Raw data:
- Opening Delimiter -
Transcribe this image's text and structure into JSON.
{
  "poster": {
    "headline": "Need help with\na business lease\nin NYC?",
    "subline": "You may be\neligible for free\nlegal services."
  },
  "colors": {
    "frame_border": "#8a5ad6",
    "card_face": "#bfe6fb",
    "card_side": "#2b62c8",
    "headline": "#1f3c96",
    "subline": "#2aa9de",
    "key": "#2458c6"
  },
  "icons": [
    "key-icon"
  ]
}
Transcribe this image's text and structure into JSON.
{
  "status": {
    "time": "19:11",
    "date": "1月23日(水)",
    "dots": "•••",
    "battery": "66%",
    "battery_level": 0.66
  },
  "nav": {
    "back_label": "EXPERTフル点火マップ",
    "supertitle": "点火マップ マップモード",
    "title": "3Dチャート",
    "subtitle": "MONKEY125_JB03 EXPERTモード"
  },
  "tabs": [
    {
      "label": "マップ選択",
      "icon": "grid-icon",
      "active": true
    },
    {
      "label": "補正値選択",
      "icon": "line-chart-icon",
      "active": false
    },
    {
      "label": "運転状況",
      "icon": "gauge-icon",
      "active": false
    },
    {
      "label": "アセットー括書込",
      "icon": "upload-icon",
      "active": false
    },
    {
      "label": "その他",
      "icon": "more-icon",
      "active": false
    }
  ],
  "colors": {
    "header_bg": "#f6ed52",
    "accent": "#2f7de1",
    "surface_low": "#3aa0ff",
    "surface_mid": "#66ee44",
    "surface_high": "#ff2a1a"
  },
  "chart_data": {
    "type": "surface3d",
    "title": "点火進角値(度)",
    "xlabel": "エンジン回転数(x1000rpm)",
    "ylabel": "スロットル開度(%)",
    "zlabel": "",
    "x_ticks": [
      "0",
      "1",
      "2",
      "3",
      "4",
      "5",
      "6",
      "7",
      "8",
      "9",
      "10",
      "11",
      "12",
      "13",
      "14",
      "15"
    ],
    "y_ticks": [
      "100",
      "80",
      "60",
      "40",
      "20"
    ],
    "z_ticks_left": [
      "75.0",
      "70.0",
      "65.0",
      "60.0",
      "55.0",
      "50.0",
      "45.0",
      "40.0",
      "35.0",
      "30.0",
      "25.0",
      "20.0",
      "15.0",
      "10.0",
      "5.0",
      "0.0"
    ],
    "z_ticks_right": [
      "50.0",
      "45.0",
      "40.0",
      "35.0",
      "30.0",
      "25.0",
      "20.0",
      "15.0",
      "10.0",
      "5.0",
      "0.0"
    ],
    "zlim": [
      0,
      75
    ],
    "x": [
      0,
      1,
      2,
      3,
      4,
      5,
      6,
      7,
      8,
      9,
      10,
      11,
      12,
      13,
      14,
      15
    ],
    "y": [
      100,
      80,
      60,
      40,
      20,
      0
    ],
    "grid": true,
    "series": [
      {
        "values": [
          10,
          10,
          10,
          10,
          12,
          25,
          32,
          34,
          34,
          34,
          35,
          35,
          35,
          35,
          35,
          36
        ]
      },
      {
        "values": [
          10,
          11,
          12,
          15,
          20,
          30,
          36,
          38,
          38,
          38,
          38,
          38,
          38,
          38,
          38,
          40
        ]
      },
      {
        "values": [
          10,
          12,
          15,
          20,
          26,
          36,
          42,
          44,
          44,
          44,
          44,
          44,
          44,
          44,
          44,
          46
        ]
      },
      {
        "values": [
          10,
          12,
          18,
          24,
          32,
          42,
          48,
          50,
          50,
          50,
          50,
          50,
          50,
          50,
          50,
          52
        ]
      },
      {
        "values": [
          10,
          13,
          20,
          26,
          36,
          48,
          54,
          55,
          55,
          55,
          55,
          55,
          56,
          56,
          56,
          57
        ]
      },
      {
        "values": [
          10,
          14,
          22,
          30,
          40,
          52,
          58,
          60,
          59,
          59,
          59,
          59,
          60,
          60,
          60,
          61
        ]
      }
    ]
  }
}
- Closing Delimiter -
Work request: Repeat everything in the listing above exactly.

Finished task:
Transcribe this image's text and structure into JSON.
{
  "poster": {
    "headline": "Need help with\na business lease\nin NYC?",
    "subline": "You may be\neligible for free\nlegal services."
  },
  "colors": {
    "frame_border": "#8a5ad6",
    "card_face": "#bfe6fb",
    "card_side": "#2b62c8",
    "headline": "#1f3c96",
    "subline": "#2aa9de",
    "key": "#2458c6"
  },
  "icons": [
    "key-icon"
  ]
}
Transcribe this image's text and structure into JSON.
{
  "status": {
    "time": "19:11",
    "date": "1月23日(水)",
    "dots": "•••",
    "battery": "66%",
    "battery_level": 0.66
  },
  "nav": {
    "back_label": "EXPERTフル点火マップ",
    "supertitle": "点火マップ マップモード",
    "title": "3Dチャート",
    "subtitle": "MONKEY125_JB03 EXPERTモード"
  },
  "tabs": [
    {
      "label": "マップ選択",
      "icon": "grid-icon",
      "active": true
    },
    {
      "label": "補正値選択",
      "icon": "line-chart-icon",
      "active": false
    },
    {
      "label": "運転状況",
      "icon": "gauge-icon",
      "active": false
    },
    {
      "label": "アセットー括書込",
      "icon": "upload-icon",
      "active": false
    },
    {
      "label": "その他",
      "icon": "more-icon",
      "active": false
    }
  ],
  "colors": {
    "header_bg": "#f6ed52",
    "accent": "#2f7de1",
    "surface_low": "#3aa0ff",
    "surface_mid": "#66ee44",
    "surface_high": "#ff2a1a"
  },
  "chart_data": {
    "type": "surface3d",
    "title": "点火進角値(度)",
    "xlabel": "エンジン回転数(x1000rpm)",
    "ylabel": "スロットル開度(%)",
    "zlabel": "",
    "x_ticks": [
      "0",
      "1",
      "2",
      "3",
      "4",
      "5",
      "6",
      "7",
      "8",
      "9",
      "10",
      "11",
      "12",
      "13",
      "14",
      "15"
    ],
    "y_ticks": [
      "100",
      "80",
      "60",
      "40",
      "20"
    ],
    "z_ticks_left": [
      "75.0",
      "70.0",
      "65.0",
      "60.0",
      "55.0",
      "50.0",
      "45.0",
      "40.0",
      "35.0",
      "30.0",
      "25.0",
      "20.0",
      "15.0",
      "10.0",
      "5.0",
      "0.0"
    ],
    "z_ticks_right": [
      "50.0",
      "45.0",
      "40.0",
      "35.0",
      "30.0",
      "25.0",
      "20.0",
      "15.0",
      "10.0",
      "5.0",
      "0.0"
    ],
    "zlim": [
      0,
      75
    ],
    "x": [
      0,
      1,
      2,
      3,
      4,
      5,
      6,
      7,
      8,
      9,
      10,
      11,
      12,
      13,
      14,
      15
    ],
    "y": [
      100,
      80,
      60,
      40,
      20,
      0
    ],
    "grid": true,
    "series": [
      {
        "values": [
          10,
          10,
          10,
          10,
          12,
          25,
          32,
          34,
          34,
          34,
          35,
          35,
          35,
          35,
          35,
          36
        ]
      },
      {
        "values": [
          10,
          11,
          12,
          15,
          20,
          30,
          36,
          38,
          38,
          38,
          38,
          38,
          38,
          38,
          38,
          40
        ]
      },
      {
        "values": [
          10,
          12,
          15,
          20,
          26,
          36,
          42,
          44,
          44,
          44,
          44,
          44,
          44,
          44,
          44,
          46
        ]
      },
      {
        "values": [
          10,
          12,
          18,
          24,
          32,
          42,
          48,
          50,
          50,
          50,
          50,
          50,
          50,
          50,
          50,
          52
        ]
      },
      {
        "values": [
          10,
          13,
          20,
          26,
          36,
          48,
          54,
          55,
          55,
          55,
          55,
          55,
          56,
          56,
          56,
          57
        ]
      },
      {
        "values": [
          10,
          14,
          22,
          30,
          40,
          52,
          58,
          60,
          59,
          59,
          59,
          59,
          60,
          60,
          60,
          61
        ]
      }
    ]
  }
}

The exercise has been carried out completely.